ASSIGNED TASK:
Copy each line of the entries that contains the word "bytes".

RECORDS FOR THE EXERCISE:

- - - - -

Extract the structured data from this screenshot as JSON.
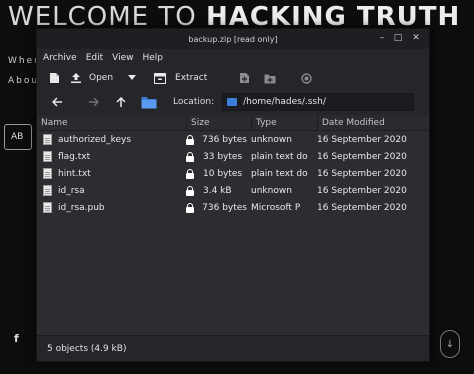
{
  "background_page": {
    "title_part1": "WELCOME TO ",
    "title_part2": "HACKING TRUTH",
    "line1": "When",
    "line2": "Abou",
    "button_label": "AB",
    "social_label": "f",
    "scroll_glyph": "↓"
  },
  "window": {
    "title": "backup.zip [read only]",
    "controls": {
      "minimize": "–",
      "maximize": "□",
      "close": "✕"
    }
  },
  "menu": [
    "Archive",
    "Edit",
    "View",
    "Help"
  ],
  "toolbar": {
    "new_icon": "new-archive-icon",
    "open_label": "Open",
    "open_dropdown_icon": "chevron-down-icon",
    "extract_label": "Extract",
    "add_files_icon": "add-files-icon",
    "add_folder_icon": "add-folder-icon",
    "stop_icon": "stop-icon"
  },
  "location": {
    "label": "Location:",
    "path": "/home/hades/.ssh/"
  },
  "columns": [
    "Name",
    "Size",
    "Type",
    "Date Modified"
  ],
  "files": [
    {
      "name": "authorized_keys",
      "size": "736 bytes",
      "type": "unknown",
      "date": "16 September 2020"
    },
    {
      "name": "flag.txt",
      "size": "33 bytes",
      "type": "plain text do",
      "date": "16 September 2020"
    },
    {
      "name": "hint.txt",
      "size": "10 bytes",
      "type": "plain text do",
      "date": "16 September 2020"
    },
    {
      "name": "id_rsa",
      "size": "3.4 kB",
      "type": "unknown",
      "date": "16 September 2020"
    },
    {
      "name": "id_rsa.pub",
      "size": "736 bytes",
      "type": "Microsoft P",
      "date": "16 September 2020"
    }
  ],
  "status": "5 objects (4.9 kB)",
  "colors": {
    "accent": "#3d7fd8",
    "window_bg": "#252629",
    "list_bg": "#2c2d31"
  }
}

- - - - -

RESPONSE:
      "size": "736 bytes",
      "size": "33 bytes",
      "size": "10 bytes",
      "size": "736 bytes",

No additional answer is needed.